*** Opening EXERCISE DATA ***
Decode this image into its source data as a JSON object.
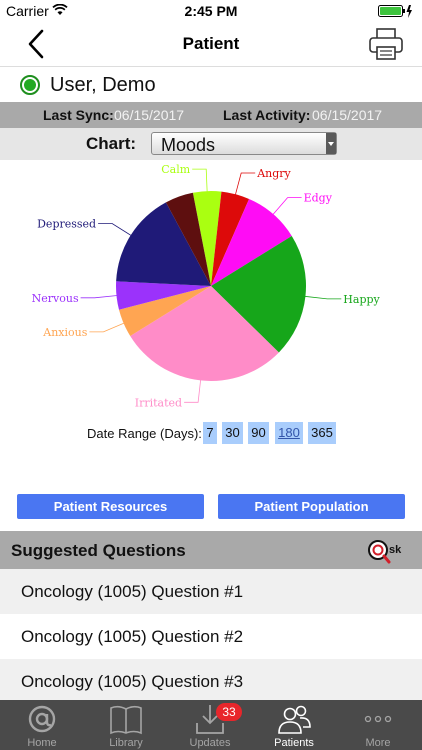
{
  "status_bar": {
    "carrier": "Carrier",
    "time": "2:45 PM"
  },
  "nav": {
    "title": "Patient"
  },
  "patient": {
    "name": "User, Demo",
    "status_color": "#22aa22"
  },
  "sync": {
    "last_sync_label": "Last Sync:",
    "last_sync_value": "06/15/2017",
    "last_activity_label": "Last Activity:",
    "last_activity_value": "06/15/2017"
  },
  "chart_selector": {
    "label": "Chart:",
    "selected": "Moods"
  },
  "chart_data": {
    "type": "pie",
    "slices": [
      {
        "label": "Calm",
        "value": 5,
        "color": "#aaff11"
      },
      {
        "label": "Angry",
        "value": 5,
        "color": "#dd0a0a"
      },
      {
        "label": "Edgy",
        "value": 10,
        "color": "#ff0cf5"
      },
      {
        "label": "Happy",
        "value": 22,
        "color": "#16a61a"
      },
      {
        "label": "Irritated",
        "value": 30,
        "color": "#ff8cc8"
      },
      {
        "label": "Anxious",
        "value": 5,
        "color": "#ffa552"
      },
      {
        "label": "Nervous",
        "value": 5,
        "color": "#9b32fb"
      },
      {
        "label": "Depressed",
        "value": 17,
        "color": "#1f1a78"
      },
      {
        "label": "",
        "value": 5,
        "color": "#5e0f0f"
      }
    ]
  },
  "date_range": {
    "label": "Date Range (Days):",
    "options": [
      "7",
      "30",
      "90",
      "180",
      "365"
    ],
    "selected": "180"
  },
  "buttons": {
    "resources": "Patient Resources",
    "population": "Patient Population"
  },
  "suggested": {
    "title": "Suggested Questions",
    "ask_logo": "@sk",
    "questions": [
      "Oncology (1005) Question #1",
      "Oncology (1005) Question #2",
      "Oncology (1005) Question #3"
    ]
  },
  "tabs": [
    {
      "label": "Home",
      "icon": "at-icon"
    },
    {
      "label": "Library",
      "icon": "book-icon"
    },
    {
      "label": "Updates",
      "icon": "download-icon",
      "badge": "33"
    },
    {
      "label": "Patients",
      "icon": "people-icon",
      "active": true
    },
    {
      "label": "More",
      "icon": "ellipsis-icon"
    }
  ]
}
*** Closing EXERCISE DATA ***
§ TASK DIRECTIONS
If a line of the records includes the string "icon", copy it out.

§ TASK RESPONSE
      "icon": "at-icon"
      "icon": "book-icon"
      "icon": "download-icon",
      "icon": "people-icon",
      "icon": "ellipsis-icon"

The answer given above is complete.